WORK REQUEST:
Print every record below exactly, minus the pictures.

RECORDS FOR THIS EXERCISE:
::::

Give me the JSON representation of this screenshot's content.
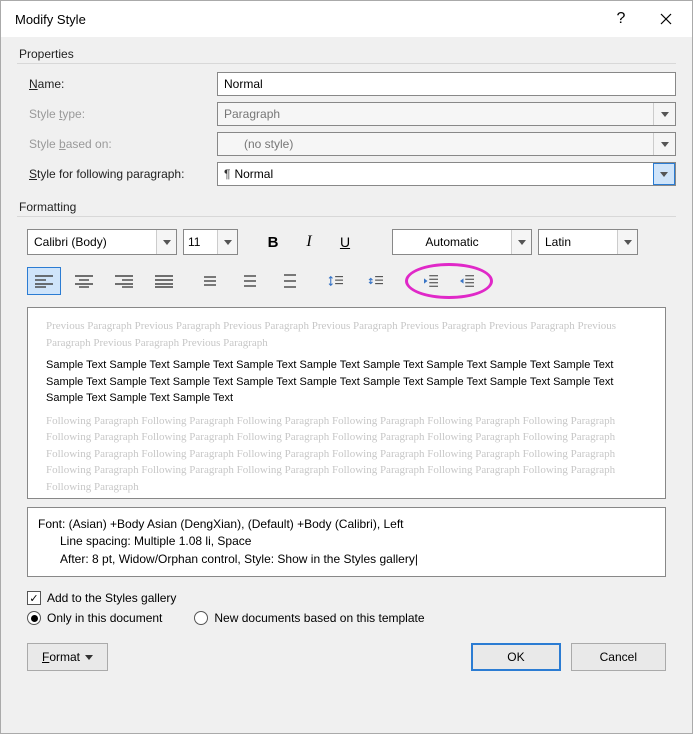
{
  "title": "Modify Style",
  "section_properties": "Properties",
  "labels": {
    "name": "Name:",
    "style_type": "Style type:",
    "style_based": "Style based on:",
    "following": "Style for following paragraph:"
  },
  "values": {
    "name": "Normal",
    "style_type": "Paragraph",
    "style_based": "(no style)",
    "following": "Normal"
  },
  "section_formatting": "Formatting",
  "font": {
    "name": "Calibri (Body)",
    "size": "11",
    "color": "Automatic",
    "script": "Latin"
  },
  "preview": {
    "ghost_prev": "Previous Paragraph Previous Paragraph Previous Paragraph Previous Paragraph Previous Paragraph Previous Paragraph Previous Paragraph Previous Paragraph Previous Paragraph",
    "sample": "Sample Text Sample Text Sample Text Sample Text Sample Text Sample Text Sample Text Sample Text Sample Text Sample Text Sample Text Sample Text Sample Text Sample Text Sample Text Sample Text Sample Text Sample Text Sample Text Sample Text Sample Text",
    "ghost_next": "Following Paragraph Following Paragraph Following Paragraph Following Paragraph Following Paragraph Following Paragraph Following Paragraph Following Paragraph Following Paragraph Following Paragraph Following Paragraph Following Paragraph Following Paragraph Following Paragraph Following Paragraph Following Paragraph Following Paragraph Following Paragraph Following Paragraph Following Paragraph Following Paragraph Following Paragraph Following Paragraph Following Paragraph Following Paragraph"
  },
  "description": {
    "line1": "Font: (Asian) +Body Asian (DengXian), (Default) +Body (Calibri), Left",
    "line2": "Line spacing:  Multiple 1.08 li, Space",
    "line3": "After:  8 pt, Widow/Orphan control, Style: Show in the Styles gallery"
  },
  "options": {
    "add_gallery": "Add to the Styles gallery",
    "only_doc": "Only in this document",
    "new_docs": "New documents based on this template"
  },
  "buttons": {
    "format": "Format",
    "ok": "OK",
    "cancel": "Cancel"
  }
}
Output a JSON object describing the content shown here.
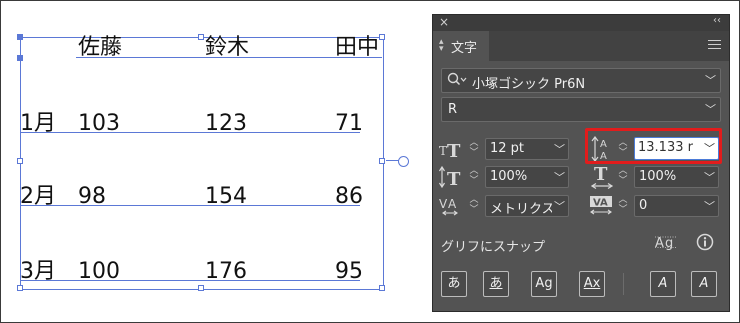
{
  "table": {
    "headers": [
      "佐藤",
      "鈴木",
      "田中"
    ],
    "rows": [
      {
        "label": "1月",
        "values": [
          "103",
          "123",
          "71"
        ]
      },
      {
        "label": "2月",
        "values": [
          "98",
          "154",
          "86"
        ]
      },
      {
        "label": "3月",
        "values": [
          "100",
          "176",
          "95"
        ]
      }
    ]
  },
  "panel": {
    "close_glyph": "×",
    "collapse_glyph": "‹‹",
    "tab_label": "文字",
    "font_family": "小塚ゴシック Pr6N",
    "font_style": "R",
    "font_size": "12 pt",
    "leading": "13.133 r",
    "vertical_scale": "100%",
    "horizontal_scale": "100%",
    "kerning": "メトリクス",
    "tracking": "0",
    "snap_to_glyph_label": "グリフにスナップ",
    "colors": {
      "panel_bg": "#535353",
      "selection_blue": "#5b78d6",
      "highlight_red": "#e21c1c"
    }
  },
  "icons": {
    "search": "search-icon",
    "font_size": "font-size-icon",
    "leading": "leading-icon",
    "vertical_scale": "vertical-scale-icon",
    "horizontal_scale": "horizontal-scale-icon",
    "kerning": "kerning-icon",
    "tracking": "tracking-icon",
    "glyph_snap": "glyph-snap-icon",
    "info": "info-icon"
  },
  "bottom_buttons": [
    "あ",
    "あ",
    "Ag",
    "Ax",
    "A",
    "A"
  ]
}
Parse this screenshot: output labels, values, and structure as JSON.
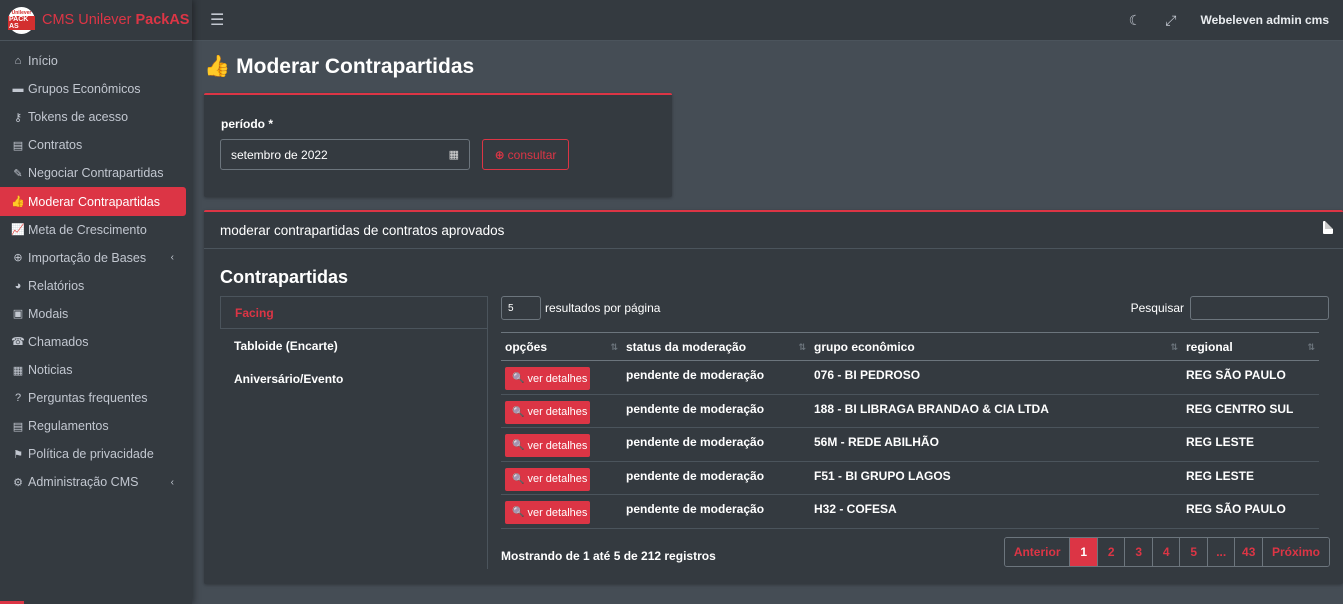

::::

TASK RESULT:
Give me the JSON representation of this screenshot's content.
{
  "title": "Modify Style",
  "section_properties": "Properties",
  "labels": {
    "name": "Name:",
    "style_type": "Style type:",
    "style_based": "Style based on:",
    "following": "Style for following paragraph:"
  },
  "values": {
    "name": "Normal",
    "style_type": "Paragraph",
    "style_based": "(no style)",
    "following": "Normal"
  },
  "section_formatting": "Formatting",
  "font": {
    "name": "Calibri (Body)",
    "size": "11",
    "color": "Automatic",
    "script": "Latin"
  },
  "preview": {
    "ghost_prev": "Previous Paragraph Previous Paragraph Previous Paragraph Previous Paragraph Previous Paragraph Previous Paragraph Previous Paragraph Previous Paragraph Previous Paragraph",
    "sample": "Sample Text Sample Text Sample Text Sample Text Sample Text Sample Text Sample Text Sample Text Sample Text Sample Text Sample Text Sample Text Sample Text Sample Text Sample Text Sample Text Sample Text Sample Text Sample Text Sample Text Sample Text",
    "ghost_next": "Following Paragraph Following Paragraph Following Paragraph Following Paragraph Following Paragraph Following Paragraph Following Paragraph Following Paragraph Following Paragraph Following Paragraph Following Paragraph Following Paragraph Following Paragraph Following Paragraph Following Paragraph Following Paragraph Following Paragraph Following Paragraph Following Paragraph Following Paragraph Following Paragraph Following Paragraph Following Paragraph Following Paragraph Following Paragraph"
  },
  "description": {
    "line1": "Font: (Asian) +Body Asian (DengXian), (Default) +Body (Calibri), Left",
    "line2": "Line spacing:  Multiple 1.08 li, Space",
    "line3": "After:  8 pt, Widow/Orphan control, Style: Show in the Styles gallery"
  },
  "options": {
    "add_gallery": "Add to the Styles gallery",
    "only_doc": "Only in this document",
    "new_docs": "New documents based on this template"
  },
  "buttons": {
    "format": "Format",
    "ok": "OK",
    "cancel": "Cancel"
  }
}
Output a JSON object describing the content shown here.
{
  "table": {
    "headers": [
      "佐藤",
      "鈴木",
      "田中"
    ],
    "rows": [
      {
        "label": "1月",
        "values": [
          "103",
          "123",
          "71"
        ]
      },
      {
        "label": "2月",
        "values": [
          "98",
          "154",
          "86"
        ]
      },
      {
        "label": "3月",
        "values": [
          "100",
          "176",
          "95"
        ]
      }
    ]
  },
  "panel": {
    "close_glyph": "×",
    "collapse_glyph": "‹‹",
    "tab_label": "文字",
    "font_family": "小塚ゴシック Pr6N",
    "font_style": "R",
    "font_size": "12 pt",
    "leading": "13.133 r",
    "vertical_scale": "100%",
    "horizontal_scale": "100%",
    "kerning": "メトリクス",
    "tracking": "0",
    "snap_to_glyph_label": "グリフにスナップ",
    "colors": {
      "panel_bg": "#535353",
      "selection_blue": "#5b78d6",
      "highlight_red": "#e21c1c"
    }
  },
  "icons": {
    "search": "search-icon",
    "font_size": "font-size-icon",
    "leading": "leading-icon",
    "vertical_scale": "vertical-scale-icon",
    "horizontal_scale": "horizontal-scale-icon",
    "kerning": "kerning-icon",
    "tracking": "tracking-icon",
    "glyph_snap": "glyph-snap-icon",
    "info": "info-icon"
  },
  "bottom_buttons": [
    "あ",
    "あ",
    "Ag",
    "Ax",
    "A",
    "A"
  ]
}
Parse this screenshot: output labels, values, and structure as JSON.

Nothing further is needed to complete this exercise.